■ Directions ■
Among the records that follow, find each line holding the word "value" and copy it.

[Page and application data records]

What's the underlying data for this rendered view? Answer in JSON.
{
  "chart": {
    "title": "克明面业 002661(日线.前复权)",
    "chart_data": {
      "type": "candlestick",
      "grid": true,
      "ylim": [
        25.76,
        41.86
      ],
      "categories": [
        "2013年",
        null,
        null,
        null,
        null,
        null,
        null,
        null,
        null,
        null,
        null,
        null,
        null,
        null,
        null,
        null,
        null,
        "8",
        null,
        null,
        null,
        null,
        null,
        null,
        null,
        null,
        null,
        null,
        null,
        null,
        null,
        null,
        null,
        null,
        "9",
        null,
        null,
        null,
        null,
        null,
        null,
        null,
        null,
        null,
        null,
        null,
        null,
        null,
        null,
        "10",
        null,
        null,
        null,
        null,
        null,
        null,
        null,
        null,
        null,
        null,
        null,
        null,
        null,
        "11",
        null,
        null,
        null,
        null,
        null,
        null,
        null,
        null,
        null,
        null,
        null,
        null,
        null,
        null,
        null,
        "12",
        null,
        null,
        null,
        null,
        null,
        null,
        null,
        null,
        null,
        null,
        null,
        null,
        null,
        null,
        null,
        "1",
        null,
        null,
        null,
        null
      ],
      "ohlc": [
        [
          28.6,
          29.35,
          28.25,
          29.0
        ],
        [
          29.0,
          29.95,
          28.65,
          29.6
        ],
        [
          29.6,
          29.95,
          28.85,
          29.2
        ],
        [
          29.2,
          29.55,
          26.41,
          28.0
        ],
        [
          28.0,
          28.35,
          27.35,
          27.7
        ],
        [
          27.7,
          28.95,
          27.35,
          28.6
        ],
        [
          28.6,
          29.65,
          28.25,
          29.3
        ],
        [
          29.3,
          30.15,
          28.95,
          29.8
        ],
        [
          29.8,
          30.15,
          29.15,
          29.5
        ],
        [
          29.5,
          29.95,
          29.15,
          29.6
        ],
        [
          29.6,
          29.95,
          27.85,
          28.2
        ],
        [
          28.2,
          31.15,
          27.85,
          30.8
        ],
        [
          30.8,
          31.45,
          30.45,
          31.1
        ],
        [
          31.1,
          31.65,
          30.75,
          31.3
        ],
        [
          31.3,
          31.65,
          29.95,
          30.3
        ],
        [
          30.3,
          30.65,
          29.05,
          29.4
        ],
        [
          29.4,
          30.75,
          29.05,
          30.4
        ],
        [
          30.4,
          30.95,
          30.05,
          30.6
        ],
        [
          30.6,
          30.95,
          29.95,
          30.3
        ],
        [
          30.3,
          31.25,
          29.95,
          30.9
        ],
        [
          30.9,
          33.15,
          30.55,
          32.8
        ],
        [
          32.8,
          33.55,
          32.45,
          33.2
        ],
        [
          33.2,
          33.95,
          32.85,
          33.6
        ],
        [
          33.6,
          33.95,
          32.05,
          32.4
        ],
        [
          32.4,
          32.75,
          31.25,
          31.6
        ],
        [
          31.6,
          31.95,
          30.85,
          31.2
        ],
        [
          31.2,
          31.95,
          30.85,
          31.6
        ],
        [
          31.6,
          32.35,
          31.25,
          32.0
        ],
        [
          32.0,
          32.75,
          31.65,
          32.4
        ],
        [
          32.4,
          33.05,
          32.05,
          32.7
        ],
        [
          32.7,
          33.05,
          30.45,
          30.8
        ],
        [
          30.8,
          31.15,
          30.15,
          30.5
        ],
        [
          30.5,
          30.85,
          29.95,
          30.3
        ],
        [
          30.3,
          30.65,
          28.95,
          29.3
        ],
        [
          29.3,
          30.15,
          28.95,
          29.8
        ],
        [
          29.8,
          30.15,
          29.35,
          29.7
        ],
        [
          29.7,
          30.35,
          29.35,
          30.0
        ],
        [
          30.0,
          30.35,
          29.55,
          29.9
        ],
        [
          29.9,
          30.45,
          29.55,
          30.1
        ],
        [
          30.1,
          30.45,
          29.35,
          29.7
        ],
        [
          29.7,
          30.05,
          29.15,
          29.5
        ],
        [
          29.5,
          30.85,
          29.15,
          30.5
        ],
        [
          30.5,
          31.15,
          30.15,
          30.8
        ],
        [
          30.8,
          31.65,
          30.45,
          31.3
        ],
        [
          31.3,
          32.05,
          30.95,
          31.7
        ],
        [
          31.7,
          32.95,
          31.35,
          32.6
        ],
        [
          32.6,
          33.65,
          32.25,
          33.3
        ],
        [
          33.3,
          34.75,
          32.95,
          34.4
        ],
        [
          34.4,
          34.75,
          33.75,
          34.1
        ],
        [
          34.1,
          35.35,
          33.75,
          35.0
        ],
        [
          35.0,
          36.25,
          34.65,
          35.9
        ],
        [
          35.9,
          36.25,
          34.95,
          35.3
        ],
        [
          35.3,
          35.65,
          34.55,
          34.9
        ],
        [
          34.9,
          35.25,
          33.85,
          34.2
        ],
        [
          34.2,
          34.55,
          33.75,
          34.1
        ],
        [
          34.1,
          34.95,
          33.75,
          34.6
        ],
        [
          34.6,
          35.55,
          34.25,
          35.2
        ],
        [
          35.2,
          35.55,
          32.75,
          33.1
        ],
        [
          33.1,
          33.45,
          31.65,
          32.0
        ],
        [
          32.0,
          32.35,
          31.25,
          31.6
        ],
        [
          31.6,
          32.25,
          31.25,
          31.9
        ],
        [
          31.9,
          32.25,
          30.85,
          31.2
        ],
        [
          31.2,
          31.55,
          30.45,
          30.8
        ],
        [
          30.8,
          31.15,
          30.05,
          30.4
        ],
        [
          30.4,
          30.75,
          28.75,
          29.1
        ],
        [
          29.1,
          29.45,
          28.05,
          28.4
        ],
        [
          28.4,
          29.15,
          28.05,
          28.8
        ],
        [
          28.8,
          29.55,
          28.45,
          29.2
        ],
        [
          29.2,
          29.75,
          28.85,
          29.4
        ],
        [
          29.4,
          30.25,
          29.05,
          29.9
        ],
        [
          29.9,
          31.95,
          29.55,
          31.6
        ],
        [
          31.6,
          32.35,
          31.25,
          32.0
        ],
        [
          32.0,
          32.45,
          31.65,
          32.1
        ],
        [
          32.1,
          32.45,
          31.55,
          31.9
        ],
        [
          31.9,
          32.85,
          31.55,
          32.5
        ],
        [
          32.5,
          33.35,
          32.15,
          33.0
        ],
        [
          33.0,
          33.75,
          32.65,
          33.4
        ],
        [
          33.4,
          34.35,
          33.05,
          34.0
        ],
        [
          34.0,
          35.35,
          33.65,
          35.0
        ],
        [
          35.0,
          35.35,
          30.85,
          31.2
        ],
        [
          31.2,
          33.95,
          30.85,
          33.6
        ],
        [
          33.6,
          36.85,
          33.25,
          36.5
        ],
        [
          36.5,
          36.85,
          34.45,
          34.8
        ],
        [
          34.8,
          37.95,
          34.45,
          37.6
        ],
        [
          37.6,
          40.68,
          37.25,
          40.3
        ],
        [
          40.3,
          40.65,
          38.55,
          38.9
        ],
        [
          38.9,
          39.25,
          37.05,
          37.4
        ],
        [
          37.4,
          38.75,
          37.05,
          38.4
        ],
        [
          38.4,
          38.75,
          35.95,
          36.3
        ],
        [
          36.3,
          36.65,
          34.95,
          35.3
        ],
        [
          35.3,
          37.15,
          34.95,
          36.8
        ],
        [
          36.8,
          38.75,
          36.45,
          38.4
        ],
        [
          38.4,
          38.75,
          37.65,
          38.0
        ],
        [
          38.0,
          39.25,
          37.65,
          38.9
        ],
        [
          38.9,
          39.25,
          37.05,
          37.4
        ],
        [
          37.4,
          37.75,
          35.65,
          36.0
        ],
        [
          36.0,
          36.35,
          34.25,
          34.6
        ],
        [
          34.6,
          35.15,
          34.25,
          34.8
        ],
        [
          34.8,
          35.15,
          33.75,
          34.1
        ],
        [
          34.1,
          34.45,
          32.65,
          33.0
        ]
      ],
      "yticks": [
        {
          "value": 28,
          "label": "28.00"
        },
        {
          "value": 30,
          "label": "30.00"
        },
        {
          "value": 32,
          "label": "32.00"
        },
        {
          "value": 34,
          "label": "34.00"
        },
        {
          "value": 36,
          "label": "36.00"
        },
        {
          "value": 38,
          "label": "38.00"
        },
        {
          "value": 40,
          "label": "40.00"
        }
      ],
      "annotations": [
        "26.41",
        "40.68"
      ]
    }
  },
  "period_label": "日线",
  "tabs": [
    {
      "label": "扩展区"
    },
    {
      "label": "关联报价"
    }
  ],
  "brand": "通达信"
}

■ Exercise answer ■
          "value": 28,
          "value": 30,
          "value": 32,
          "value": 34,
          "value": 36,
          "value": 38,
          "value": 40,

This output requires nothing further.